Exercise brief:
All entries below must be written out verbatim, and the images must be dropped.

(Source data)

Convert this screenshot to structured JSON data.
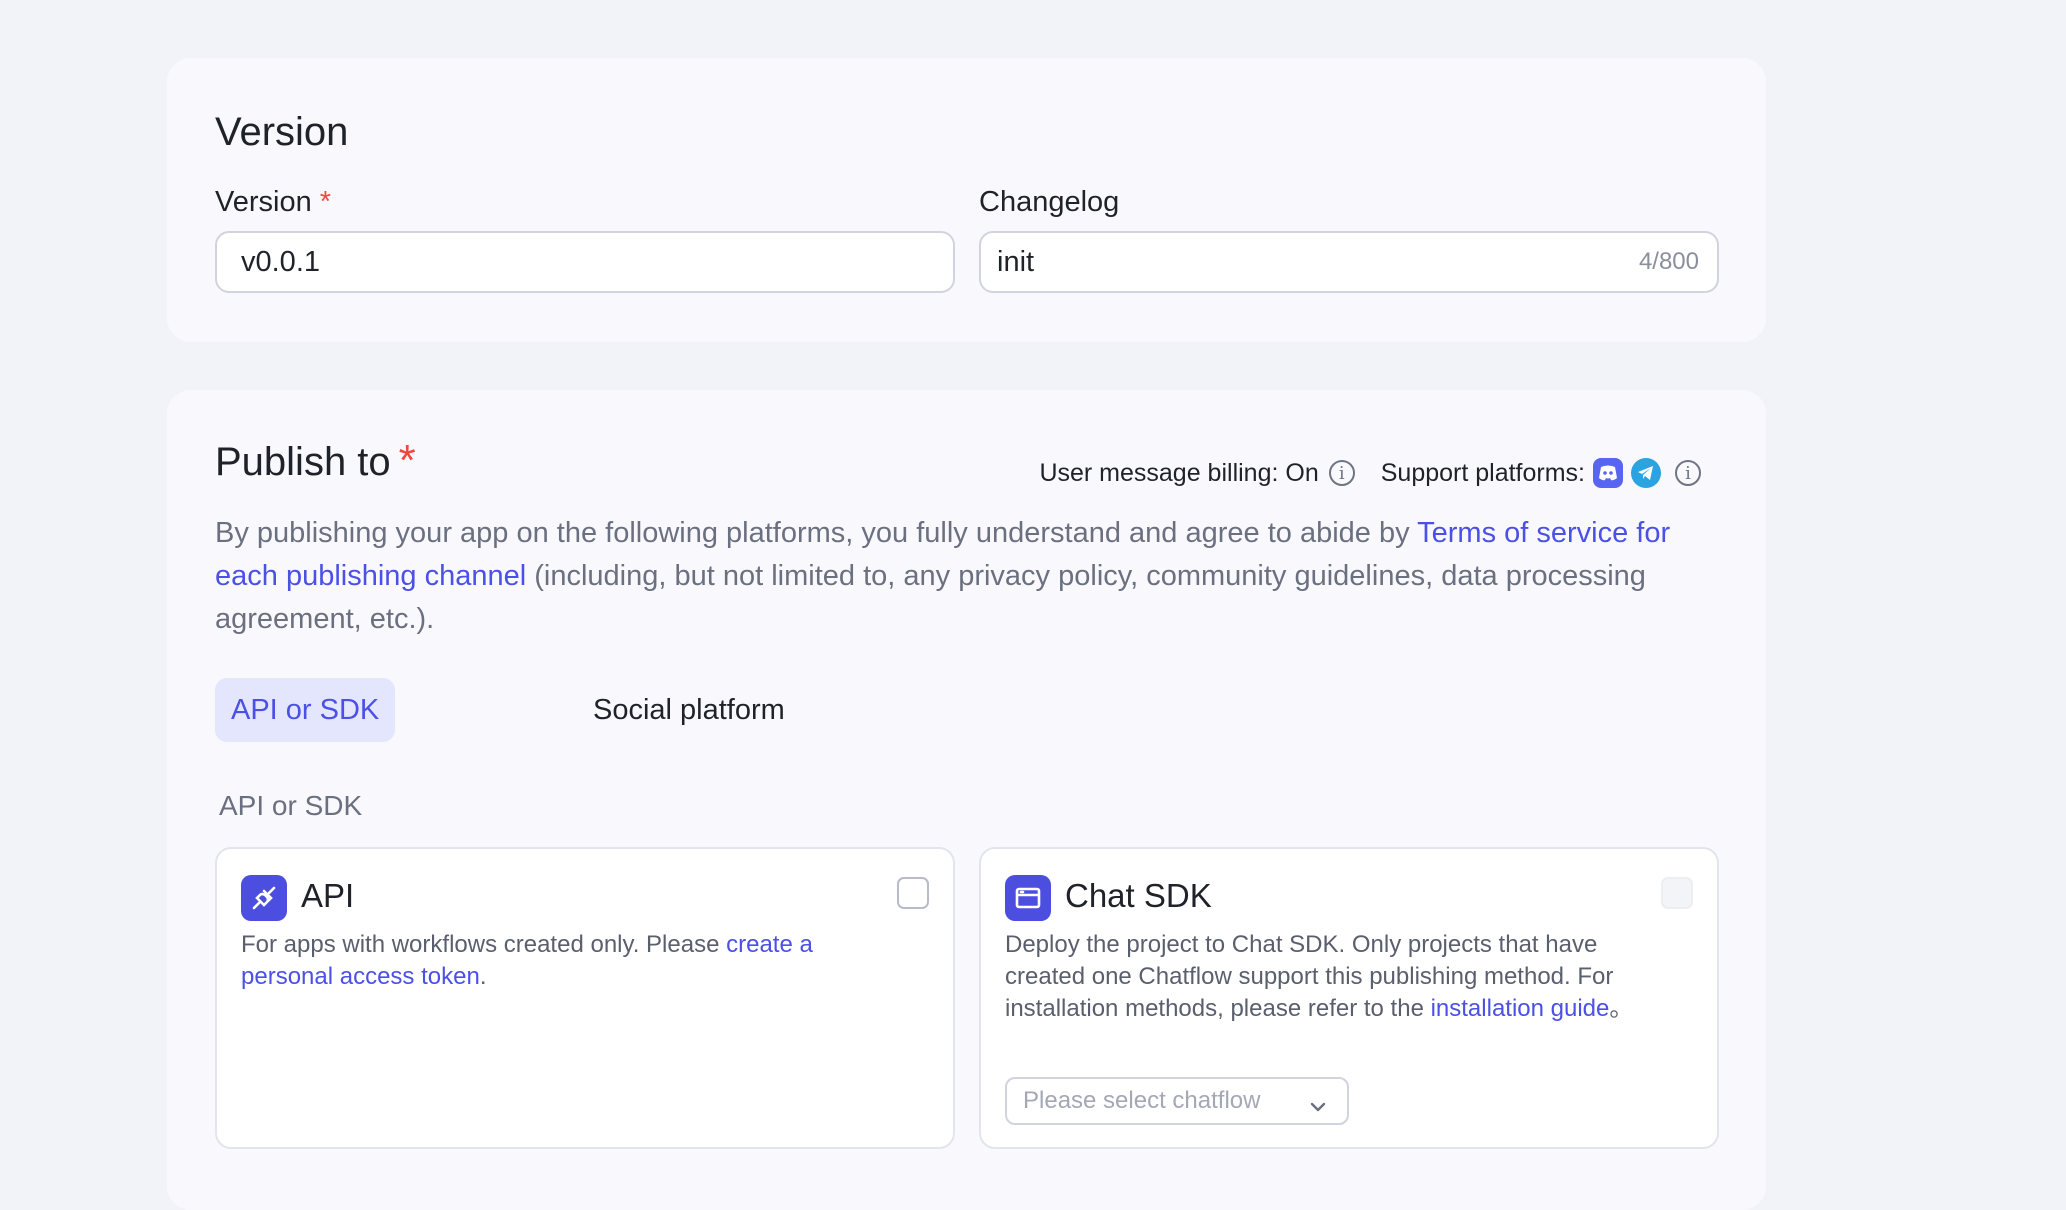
{
  "version_section": {
    "title": "Version",
    "version_label": "Version",
    "required_mark": "*",
    "version_value": "v0.0.1",
    "changelog_label": "Changelog",
    "changelog_value": "init",
    "changelog_counter": "4/800"
  },
  "publish_section": {
    "title": "Publish to",
    "required_mark": "*",
    "billing_text": "User message billing: On",
    "support_text": "Support platforms:",
    "platform_icons": [
      "discord-icon",
      "telegram-icon"
    ],
    "desc_prefix": "By publishing your app on the following platforms, you fully understand and agree to abide by ",
    "desc_link": "Terms of service for each publishing channel",
    "desc_suffix": " (including, but not limited to, any privacy policy, community guidelines, data processing agreement, etc.).",
    "tabs": [
      {
        "label": "API or SDK",
        "active": true
      },
      {
        "label": "Social platform",
        "active": false
      }
    ],
    "group_label": "API or SDK",
    "options": {
      "api": {
        "title": "API",
        "icon": "api-link-icon",
        "desc_prefix": "For apps with workflows created only. Please ",
        "desc_link": "create a personal access token",
        "desc_suffix": ".",
        "checked": false
      },
      "chat_sdk": {
        "title": "Chat SDK",
        "icon": "browser-window-icon",
        "desc_prefix": "Deploy the project to Chat SDK. Only projects that have created one Chatflow support this publishing method. For installation methods, please refer to the ",
        "desc_link": "installation guide",
        "desc_suffix": "。",
        "select_placeholder": "Please select chatflow",
        "checked": false,
        "disabled": true
      }
    }
  },
  "colors": {
    "accent": "#4b50e6",
    "required": "#f0483e",
    "page_bg": "#f2f3f8",
    "card_bg": "#f9f9fd"
  }
}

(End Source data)

Solution for this exercise:
Convert this screenshot to structured JSON data.
{
  "version_section": {
    "title": "Version",
    "version_label": "Version",
    "required_mark": "*",
    "version_value": "v0.0.1",
    "changelog_label": "Changelog",
    "changelog_value": "init",
    "changelog_counter": "4/800"
  },
  "publish_section": {
    "title": "Publish to",
    "required_mark": "*",
    "billing_text": "User message billing: On",
    "support_text": "Support platforms:",
    "platform_icons": [
      "discord-icon",
      "telegram-icon"
    ],
    "desc_prefix": "By publishing your app on the following platforms, you fully understand and agree to abide by ",
    "desc_link": "Terms of service for each publishing channel",
    "desc_suffix": " (including, but not limited to, any privacy policy, community guidelines, data processing agreement, etc.).",
    "tabs": [
      {
        "label": "API or SDK",
        "active": true
      },
      {
        "label": "Social platform",
        "active": false
      }
    ],
    "group_label": "API or SDK",
    "options": {
      "api": {
        "title": "API",
        "icon": "api-link-icon",
        "desc_prefix": "For apps with workflows created only. Please ",
        "desc_link": "create a personal access token",
        "desc_suffix": ".",
        "checked": false
      },
      "chat_sdk": {
        "title": "Chat SDK",
        "icon": "browser-window-icon",
        "desc_prefix": "Deploy the project to Chat SDK. Only projects that have created one Chatflow support this publishing method. For installation methods, please refer to the ",
        "desc_link": "installation guide",
        "desc_suffix": "。",
        "select_placeholder": "Please select chatflow",
        "checked": false,
        "disabled": true
      }
    }
  },
  "colors": {
    "accent": "#4b50e6",
    "required": "#f0483e",
    "page_bg": "#f2f3f8",
    "card_bg": "#f9f9fd"
  }
}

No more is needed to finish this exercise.